## Task to complete
Pull out each line of the data that includes the word "this".

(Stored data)
☆ ☆ ☆ ☆ ☆

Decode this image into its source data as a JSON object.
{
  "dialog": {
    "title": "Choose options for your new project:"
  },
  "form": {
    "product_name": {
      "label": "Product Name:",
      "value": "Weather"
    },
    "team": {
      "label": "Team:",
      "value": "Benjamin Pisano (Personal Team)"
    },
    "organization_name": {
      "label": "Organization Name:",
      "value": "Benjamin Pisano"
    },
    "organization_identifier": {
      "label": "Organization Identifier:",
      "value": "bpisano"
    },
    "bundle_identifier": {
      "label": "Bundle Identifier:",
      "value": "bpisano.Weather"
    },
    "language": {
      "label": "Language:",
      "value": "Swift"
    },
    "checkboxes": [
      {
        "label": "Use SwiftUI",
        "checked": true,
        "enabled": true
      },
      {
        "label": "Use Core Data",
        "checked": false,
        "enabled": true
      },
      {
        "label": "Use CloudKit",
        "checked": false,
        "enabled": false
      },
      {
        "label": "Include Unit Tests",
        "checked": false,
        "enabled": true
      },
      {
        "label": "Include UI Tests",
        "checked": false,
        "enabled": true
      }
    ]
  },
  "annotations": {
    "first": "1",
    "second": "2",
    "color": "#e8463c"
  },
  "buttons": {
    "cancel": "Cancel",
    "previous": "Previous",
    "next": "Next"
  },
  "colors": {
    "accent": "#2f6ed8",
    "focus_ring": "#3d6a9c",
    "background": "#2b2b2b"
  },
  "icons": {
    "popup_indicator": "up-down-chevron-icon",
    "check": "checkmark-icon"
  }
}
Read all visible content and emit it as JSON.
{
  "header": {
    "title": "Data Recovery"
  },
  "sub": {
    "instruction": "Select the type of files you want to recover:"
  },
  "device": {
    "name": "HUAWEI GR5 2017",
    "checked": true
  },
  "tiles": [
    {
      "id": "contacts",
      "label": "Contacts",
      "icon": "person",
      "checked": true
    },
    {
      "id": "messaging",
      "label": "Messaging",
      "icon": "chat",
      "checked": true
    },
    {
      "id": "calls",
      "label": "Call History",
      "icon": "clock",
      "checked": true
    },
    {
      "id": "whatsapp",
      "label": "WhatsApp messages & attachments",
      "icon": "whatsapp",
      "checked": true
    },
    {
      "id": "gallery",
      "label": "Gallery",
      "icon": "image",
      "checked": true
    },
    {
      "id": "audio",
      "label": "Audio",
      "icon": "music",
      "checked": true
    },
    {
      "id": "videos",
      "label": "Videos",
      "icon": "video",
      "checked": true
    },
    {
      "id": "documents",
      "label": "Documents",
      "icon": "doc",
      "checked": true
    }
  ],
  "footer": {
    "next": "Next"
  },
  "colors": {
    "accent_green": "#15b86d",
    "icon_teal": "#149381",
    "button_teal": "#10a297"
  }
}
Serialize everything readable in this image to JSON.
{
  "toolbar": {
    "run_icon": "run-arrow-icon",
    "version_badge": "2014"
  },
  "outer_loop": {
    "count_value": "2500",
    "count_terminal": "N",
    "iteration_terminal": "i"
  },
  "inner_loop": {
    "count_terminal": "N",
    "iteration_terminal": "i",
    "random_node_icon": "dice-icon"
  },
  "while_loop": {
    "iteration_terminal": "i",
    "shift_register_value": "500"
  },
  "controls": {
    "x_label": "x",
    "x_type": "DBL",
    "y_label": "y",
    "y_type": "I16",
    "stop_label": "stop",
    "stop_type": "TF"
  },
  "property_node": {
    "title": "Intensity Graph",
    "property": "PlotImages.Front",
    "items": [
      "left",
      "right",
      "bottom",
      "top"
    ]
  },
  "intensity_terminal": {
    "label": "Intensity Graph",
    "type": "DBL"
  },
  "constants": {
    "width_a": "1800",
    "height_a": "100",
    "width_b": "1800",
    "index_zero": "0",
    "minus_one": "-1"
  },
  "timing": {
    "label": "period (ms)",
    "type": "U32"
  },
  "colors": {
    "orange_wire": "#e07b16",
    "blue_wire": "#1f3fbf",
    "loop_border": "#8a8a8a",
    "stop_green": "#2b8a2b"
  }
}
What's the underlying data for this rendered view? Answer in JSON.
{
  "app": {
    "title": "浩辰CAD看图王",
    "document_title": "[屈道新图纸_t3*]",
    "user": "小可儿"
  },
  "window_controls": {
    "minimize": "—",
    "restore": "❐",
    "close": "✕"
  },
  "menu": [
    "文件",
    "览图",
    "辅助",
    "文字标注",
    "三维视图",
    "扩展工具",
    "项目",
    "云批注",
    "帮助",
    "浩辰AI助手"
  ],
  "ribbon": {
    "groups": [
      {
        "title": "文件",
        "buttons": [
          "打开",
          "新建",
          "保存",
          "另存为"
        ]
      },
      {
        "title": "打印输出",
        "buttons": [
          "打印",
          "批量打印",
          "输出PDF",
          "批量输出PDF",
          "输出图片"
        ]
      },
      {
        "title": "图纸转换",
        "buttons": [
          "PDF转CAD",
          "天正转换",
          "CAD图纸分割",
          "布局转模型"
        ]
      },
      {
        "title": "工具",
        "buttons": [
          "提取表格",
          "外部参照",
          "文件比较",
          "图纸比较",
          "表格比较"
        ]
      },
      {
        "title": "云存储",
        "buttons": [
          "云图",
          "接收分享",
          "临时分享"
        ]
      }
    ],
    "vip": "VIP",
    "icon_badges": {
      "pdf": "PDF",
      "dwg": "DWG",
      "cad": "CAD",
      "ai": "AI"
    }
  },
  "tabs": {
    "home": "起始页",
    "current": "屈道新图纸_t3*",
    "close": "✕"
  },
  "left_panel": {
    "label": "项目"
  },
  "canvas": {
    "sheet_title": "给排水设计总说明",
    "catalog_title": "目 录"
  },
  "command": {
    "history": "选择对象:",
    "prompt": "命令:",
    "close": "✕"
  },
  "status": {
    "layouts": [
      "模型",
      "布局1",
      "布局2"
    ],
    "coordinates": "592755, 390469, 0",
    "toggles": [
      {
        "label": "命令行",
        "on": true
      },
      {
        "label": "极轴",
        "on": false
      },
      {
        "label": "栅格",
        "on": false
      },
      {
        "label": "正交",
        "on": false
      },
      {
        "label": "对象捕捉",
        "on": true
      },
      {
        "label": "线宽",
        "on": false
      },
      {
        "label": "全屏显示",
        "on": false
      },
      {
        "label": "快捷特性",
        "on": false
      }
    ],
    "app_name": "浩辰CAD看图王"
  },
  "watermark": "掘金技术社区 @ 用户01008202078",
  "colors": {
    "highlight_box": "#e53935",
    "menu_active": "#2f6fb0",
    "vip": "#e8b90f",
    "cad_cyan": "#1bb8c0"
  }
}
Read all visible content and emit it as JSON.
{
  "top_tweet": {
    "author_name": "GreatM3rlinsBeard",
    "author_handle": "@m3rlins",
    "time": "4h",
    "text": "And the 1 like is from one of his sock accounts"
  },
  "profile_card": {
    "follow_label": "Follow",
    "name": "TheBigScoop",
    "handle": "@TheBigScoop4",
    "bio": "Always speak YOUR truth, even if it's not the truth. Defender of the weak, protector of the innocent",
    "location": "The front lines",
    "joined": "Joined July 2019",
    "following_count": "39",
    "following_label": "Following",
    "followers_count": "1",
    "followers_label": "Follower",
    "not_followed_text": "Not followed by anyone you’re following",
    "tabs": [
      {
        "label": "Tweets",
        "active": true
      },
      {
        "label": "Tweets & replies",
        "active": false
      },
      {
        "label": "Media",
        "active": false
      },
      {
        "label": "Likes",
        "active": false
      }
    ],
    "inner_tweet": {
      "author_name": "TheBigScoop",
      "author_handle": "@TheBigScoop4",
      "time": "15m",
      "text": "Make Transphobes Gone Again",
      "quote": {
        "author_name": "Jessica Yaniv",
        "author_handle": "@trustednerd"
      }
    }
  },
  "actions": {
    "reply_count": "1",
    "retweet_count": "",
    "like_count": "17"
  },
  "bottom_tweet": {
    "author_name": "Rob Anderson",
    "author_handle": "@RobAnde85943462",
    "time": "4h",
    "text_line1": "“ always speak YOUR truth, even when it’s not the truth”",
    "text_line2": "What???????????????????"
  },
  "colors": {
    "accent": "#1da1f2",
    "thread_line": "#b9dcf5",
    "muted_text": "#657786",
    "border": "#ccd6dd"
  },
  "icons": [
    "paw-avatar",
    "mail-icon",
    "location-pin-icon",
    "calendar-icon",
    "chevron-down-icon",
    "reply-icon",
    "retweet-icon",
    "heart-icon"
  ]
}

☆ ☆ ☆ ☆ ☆

## Task result
Decode this image into its source data as a JSON object.
Serialize everything readable in this image to JSON.
What's the underlying data for this rendered view? Answer in JSON.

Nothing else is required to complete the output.